● **TASK REQUIREMENTS**: In the records, each line holding "image" must be reported.

*** Opening of LISTED ENTRIES ***

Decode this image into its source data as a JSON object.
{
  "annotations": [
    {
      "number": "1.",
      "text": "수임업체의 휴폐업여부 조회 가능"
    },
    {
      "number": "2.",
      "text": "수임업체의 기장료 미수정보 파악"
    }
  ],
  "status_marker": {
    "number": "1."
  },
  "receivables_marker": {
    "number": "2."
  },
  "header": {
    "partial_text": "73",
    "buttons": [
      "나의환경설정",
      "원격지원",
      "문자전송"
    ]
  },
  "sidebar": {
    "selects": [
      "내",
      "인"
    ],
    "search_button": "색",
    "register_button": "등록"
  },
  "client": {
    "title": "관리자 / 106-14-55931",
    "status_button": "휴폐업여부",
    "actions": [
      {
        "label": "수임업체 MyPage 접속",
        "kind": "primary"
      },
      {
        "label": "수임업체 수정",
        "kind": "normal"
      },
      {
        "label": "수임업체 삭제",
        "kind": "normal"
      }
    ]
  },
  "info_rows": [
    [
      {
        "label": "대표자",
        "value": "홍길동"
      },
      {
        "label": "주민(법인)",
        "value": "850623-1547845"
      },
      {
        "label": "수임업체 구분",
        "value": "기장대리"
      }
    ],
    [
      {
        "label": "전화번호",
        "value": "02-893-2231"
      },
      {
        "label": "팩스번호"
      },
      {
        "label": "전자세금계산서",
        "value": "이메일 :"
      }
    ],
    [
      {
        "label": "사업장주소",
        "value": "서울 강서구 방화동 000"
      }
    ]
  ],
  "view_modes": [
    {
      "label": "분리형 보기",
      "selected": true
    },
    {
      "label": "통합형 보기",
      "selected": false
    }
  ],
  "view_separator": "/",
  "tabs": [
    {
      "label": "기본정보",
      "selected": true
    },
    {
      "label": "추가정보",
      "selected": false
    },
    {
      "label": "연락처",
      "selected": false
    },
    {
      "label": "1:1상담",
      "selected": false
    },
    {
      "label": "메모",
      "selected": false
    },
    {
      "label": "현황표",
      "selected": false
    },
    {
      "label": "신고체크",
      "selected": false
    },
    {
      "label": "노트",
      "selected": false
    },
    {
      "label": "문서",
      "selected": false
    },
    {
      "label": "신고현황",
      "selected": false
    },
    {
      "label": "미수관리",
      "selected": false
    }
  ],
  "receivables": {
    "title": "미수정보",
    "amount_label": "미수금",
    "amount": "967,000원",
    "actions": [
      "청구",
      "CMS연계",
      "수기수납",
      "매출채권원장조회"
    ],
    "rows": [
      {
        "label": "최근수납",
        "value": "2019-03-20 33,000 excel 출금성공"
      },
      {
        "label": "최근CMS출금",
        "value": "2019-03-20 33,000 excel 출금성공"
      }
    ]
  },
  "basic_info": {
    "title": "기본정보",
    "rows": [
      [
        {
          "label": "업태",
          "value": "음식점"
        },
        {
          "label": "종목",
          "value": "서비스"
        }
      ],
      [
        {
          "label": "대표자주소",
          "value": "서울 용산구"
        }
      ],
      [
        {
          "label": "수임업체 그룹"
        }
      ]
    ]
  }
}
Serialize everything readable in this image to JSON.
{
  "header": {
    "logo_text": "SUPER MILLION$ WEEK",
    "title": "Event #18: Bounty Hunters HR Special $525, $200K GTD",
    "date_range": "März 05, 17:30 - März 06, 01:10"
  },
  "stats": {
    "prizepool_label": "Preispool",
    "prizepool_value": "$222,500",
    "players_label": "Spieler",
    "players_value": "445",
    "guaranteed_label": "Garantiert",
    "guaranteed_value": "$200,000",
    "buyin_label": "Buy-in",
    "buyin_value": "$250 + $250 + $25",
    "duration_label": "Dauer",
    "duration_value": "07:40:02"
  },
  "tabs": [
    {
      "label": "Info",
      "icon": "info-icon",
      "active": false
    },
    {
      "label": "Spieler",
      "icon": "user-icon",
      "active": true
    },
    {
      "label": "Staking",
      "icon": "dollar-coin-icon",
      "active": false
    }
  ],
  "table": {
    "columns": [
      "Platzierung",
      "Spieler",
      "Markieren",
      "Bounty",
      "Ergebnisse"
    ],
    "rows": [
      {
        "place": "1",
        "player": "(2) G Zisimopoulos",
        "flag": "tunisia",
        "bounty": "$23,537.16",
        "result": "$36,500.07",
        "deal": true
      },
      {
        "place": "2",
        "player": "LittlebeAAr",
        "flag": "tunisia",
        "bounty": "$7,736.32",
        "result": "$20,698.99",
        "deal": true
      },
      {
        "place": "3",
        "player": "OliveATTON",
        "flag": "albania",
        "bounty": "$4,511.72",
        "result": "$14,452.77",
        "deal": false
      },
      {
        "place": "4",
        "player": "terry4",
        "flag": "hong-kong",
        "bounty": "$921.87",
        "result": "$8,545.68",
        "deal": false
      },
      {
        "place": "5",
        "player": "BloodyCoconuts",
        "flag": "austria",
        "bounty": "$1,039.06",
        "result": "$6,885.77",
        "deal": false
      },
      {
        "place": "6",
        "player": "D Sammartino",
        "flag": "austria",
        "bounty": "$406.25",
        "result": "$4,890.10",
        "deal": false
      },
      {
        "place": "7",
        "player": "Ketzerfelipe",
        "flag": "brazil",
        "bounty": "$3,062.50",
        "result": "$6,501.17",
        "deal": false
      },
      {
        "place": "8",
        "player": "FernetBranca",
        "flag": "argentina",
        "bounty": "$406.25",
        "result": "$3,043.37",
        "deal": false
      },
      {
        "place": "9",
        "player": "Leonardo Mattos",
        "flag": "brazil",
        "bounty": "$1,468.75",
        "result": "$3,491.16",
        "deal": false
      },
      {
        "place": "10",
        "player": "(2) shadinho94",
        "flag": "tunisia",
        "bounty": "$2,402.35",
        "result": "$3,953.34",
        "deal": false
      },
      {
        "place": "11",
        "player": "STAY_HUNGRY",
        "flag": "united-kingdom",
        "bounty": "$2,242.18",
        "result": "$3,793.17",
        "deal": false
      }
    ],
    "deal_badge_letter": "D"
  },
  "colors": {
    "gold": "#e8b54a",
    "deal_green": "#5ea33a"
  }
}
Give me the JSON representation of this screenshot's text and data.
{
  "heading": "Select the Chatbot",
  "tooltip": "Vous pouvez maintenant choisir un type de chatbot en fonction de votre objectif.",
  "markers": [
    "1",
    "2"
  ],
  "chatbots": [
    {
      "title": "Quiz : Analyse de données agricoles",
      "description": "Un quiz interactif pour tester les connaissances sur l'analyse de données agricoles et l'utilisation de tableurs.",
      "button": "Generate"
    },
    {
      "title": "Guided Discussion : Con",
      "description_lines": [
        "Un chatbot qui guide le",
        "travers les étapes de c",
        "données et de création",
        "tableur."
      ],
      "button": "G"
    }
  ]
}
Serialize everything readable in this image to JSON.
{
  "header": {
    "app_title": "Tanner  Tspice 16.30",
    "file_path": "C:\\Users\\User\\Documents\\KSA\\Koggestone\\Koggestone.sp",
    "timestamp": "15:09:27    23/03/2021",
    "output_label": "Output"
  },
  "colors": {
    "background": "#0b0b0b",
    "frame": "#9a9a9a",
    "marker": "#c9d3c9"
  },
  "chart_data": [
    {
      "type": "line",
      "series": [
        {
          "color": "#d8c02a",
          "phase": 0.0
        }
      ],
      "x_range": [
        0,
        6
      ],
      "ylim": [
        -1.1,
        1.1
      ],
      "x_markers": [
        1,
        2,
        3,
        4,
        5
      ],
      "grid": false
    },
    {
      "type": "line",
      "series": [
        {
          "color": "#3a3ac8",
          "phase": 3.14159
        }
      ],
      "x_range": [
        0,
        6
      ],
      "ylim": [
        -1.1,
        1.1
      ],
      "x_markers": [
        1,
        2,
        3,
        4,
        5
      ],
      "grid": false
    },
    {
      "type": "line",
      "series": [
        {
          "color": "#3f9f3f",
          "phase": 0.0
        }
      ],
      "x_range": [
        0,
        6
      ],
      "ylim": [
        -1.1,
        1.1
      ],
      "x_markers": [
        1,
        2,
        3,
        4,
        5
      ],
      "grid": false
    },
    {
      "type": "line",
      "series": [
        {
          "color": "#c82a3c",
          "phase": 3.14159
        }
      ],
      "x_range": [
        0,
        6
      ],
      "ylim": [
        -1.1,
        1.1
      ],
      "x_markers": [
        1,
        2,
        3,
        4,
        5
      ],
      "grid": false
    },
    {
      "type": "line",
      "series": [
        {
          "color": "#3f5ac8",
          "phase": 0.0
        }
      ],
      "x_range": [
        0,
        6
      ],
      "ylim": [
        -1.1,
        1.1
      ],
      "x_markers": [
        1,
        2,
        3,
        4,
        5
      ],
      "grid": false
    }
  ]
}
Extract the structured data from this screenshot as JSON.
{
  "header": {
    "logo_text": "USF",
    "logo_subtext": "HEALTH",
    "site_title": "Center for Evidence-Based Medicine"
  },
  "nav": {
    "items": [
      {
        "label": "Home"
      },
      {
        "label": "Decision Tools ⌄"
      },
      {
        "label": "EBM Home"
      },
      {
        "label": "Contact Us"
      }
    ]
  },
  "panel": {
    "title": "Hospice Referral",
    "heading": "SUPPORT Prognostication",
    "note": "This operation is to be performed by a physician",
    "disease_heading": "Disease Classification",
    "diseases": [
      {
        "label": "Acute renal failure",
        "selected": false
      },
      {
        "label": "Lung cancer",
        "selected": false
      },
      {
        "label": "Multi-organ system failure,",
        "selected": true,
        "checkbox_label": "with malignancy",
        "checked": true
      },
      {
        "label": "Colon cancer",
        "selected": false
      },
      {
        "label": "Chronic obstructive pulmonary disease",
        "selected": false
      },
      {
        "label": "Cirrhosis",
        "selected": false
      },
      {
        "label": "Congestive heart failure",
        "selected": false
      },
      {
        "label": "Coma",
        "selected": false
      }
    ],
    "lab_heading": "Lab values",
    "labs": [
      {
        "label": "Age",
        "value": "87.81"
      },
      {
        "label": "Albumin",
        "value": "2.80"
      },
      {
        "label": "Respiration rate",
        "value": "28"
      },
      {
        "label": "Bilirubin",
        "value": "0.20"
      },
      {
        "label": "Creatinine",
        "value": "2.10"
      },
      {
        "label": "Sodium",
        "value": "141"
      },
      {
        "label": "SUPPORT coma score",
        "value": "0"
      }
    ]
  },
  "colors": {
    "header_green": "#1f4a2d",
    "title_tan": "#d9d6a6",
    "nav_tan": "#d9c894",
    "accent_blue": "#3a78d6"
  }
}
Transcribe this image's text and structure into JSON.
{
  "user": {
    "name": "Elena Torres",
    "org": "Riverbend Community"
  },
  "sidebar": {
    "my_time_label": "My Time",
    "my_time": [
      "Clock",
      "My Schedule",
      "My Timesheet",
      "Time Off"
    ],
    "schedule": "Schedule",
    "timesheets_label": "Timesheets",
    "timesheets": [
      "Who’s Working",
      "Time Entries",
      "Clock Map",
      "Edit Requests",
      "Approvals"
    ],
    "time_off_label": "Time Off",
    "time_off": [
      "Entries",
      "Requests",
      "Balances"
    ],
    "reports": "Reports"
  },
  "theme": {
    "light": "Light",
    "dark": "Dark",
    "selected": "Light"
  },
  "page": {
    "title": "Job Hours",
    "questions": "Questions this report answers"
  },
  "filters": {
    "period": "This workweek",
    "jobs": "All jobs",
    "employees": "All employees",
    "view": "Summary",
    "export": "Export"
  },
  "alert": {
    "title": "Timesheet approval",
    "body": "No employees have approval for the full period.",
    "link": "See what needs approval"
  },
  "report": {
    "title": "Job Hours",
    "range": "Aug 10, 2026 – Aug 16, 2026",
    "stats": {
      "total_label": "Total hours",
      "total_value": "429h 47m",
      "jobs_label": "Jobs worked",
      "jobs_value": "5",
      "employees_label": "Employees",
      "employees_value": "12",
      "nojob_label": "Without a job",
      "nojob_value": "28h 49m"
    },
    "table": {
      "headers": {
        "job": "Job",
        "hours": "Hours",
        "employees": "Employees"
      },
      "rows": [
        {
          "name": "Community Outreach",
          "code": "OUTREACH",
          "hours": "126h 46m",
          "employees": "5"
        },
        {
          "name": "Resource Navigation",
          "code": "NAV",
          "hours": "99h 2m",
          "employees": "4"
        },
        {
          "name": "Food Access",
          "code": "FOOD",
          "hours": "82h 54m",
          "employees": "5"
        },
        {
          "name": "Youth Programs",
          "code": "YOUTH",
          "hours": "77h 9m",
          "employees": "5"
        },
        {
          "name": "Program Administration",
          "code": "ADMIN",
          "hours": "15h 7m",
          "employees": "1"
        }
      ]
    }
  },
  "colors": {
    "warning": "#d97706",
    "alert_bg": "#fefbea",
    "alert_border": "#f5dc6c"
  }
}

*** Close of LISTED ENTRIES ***

● **TASK ANSWER**:
Decode this image into its source data as a JSON object.
Serialize everything readable in this image to JSON.
Serialize everything readable in this image to JSON.
Transcribe this image's text and structure into JSON.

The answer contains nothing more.